Speaking to THE CITY in Arabic this week, she added: “It doesn’t make sense for Manhattan vendors who’ve been here for over 10 years to get up and leave to go to a new borough. Every vendor should get to decide where they work.”
According to Attia, the DOHMH is taking this feedback into consideration and is working on creating two separate waitlists. To do this, they will reach out to vendors and give them 90 days to choose which waitlist they want to be on, he said.
“We were really frustrated,” Attia said. “We were like, what happened? You guys had months to work on this.”
Asked about Attia’s claims, a spokesperson for DOHMH said, “We will comment when this is finalized.”
More generally, the spokesperson, who did not agree to be named, said, “We are working to finalize the rules, and applications will go out after the rules go into effect. The process is behind schedule, in part because we want to be responsive to the public comments we received on the proposed rules, and give this feedback the deliberation it deserves. We are working as quickly as we can.”
Councilmember Shahana Hanif, who attended the rally, told THE CITY that to her knowledge, the health department has not reached out to vendors since the law initially passed. Department officials are only now offering to engage with advocates, Hanif said.

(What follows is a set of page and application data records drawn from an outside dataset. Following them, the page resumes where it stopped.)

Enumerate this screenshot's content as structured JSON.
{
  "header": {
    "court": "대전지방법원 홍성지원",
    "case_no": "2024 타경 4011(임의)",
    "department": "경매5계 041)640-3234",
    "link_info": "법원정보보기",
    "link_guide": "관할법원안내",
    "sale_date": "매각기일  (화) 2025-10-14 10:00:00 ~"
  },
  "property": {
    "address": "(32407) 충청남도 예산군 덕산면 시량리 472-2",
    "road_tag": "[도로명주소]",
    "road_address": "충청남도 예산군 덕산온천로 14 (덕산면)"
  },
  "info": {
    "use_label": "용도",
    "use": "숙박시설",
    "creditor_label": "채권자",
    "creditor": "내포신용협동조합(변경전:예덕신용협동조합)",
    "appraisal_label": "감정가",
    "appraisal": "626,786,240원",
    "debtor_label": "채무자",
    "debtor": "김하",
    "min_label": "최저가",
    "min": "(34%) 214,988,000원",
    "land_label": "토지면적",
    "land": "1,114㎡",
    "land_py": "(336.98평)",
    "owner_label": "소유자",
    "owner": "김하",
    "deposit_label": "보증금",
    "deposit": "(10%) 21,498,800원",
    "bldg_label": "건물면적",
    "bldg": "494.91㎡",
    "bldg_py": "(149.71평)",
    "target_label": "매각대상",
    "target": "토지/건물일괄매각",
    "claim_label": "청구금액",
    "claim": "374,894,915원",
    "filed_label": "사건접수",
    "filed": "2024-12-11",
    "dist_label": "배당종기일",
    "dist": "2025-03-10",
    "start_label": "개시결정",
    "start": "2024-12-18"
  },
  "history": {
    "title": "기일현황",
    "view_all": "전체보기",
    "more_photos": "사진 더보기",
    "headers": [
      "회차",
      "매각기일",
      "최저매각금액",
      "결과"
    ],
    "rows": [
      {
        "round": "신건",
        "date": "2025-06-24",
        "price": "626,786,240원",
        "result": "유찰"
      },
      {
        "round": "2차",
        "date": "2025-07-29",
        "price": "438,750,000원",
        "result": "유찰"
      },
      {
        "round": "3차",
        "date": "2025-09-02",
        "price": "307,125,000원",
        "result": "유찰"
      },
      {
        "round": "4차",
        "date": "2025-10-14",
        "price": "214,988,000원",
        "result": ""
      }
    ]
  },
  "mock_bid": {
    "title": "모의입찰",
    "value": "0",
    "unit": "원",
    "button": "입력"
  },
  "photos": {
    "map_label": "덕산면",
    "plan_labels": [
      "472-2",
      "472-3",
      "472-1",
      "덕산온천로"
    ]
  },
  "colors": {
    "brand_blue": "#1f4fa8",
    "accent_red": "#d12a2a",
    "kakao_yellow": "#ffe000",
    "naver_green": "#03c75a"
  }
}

“It hasn’t been transparent, and we’re looking to DOHMH to correct this and urgently begin issuing the new licenses,” she added.
The delays comes as 1,189 budget positions at DOHMH were unfilled as of June, giving it a 19.1% vacancy rate that’s the second highest percentage of any city agency or department as the city has struggled to fill open roles and, at times, to provide services related to those roles.
While vendors wait for the new permit applications, they are experiencing a rise in ticketing.
The 2021 legislation transferred enforcement of street vending rules from the NYPD to the Department of Consumer and Worker Protection, but according to an analysis by City Limits, between June 1, 2021 and May 31, 2022, the first year since DCWP was supposed to take over enforcement, both agencies wrote tickets, collectively issuing 2,427 fines — 33% more than in 2019.
In statements to THE CITY, both agencies acknowledged their partnership, with DWCP saying it “is committed to an education first approach to vending that includes the opportunity to comply before issuing violations” and that it ”enlists support from NYPD in areas with significant and repeated noncompliance, including in locations where inspectors have been threatened with violence.”
But as tickets mount, many vendors feel like they’re being punished by the city for not having a permit even as they have no way to get a permit.
“The city has created an artificial problem of scarcity by limiting the number of licenses,” Councilmember Shekar Krishnan (D-Queens), who spoke at the protest, told THE CITY later in the day. “We made it more difficult for people to earn a living and on top of that, we’re increasing enforcement on them.”
Other Council members in attendance included Democrats Sandy Nurse and Christopher Marte of Brooklyn and Kristin Richardson Jordan of Manhattan.
Expressing frustration about the cap on permits and the increase in enforcement, protesters on Thursday hung banners outside DCWP, DOHMH, and the Department of Small Business Services, listing their demands.
They called on City Council to lift the cap on food vending permits altogether, end police enforcement, establish a division within SBS dedicated to vendor services and create more legal locations for vending.
State Sen. Jessica Ramos (D-Queens), speaking at the protest, called out Mayor Eric Adams for falling short of his boasts about being business-friendly.
“Don’t just be a mayor for big businesses,” Ramos said. “Our smallest business owners are looking for dignity and the legalization of their businesses.”